#### Material supplied
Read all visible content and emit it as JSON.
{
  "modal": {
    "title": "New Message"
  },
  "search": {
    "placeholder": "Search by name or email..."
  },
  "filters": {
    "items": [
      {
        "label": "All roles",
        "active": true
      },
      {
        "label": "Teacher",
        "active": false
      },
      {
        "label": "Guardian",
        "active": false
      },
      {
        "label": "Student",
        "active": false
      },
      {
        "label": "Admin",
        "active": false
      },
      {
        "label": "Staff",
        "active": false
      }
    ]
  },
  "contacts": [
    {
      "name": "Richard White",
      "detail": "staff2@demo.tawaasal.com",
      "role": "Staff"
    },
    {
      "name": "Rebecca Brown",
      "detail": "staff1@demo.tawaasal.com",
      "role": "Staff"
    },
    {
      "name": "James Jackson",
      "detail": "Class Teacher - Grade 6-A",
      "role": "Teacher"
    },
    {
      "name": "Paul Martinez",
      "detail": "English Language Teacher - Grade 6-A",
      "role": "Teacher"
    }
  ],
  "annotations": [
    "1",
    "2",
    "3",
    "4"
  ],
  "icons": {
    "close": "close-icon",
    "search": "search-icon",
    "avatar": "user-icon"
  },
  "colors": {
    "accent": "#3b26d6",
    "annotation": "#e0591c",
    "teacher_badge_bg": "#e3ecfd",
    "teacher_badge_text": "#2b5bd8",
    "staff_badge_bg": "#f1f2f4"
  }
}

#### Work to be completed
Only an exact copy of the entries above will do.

#### Task output
Read all visible content and emit it as JSON.
{
  "modal": {
    "title": "New Message"
  },
  "search": {
    "placeholder": "Search by name or email..."
  },
  "filters": {
    "items": [
      {
        "label": "All roles",
        "active": true
      },
      {
        "label": "Teacher",
        "active": false
      },
      {
        "label": "Guardian",
        "active": false
      },
      {
        "label": "Student",
        "active": false
      },
      {
        "label": "Admin",
        "active": false
      },
      {
        "label": "Staff",
        "active": false
      }
    ]
  },
  "contacts": [
    {
      "name": "Richard White",
      "detail": "staff2@demo.tawaasal.com",
      "role": "Staff"
    },
    {
      "name": "Rebecca Brown",
      "detail": "staff1@demo.tawaasal.com",
      "role": "Staff"
    },
    {
      "name": "James Jackson",
      "detail": "Class Teacher - Grade 6-A",
      "role": "Teacher"
    },
    {
      "name": "Paul Martinez",
      "detail": "English Language Teacher - Grade 6-A",
      "role": "Teacher"
    }
  ],
  "annotations": [
    "1",
    "2",
    "3",
    "4"
  ],
  "icons": {
    "close": "close-icon",
    "search": "search-icon",
    "avatar": "user-icon"
  },
  "colors": {
    "accent": "#3b26d6",
    "annotation": "#e0591c",
    "teacher_badge_bg": "#e3ecfd",
    "teacher_badge_text": "#2b5bd8",
    "staff_badge_bg": "#f1f2f4"
  }
}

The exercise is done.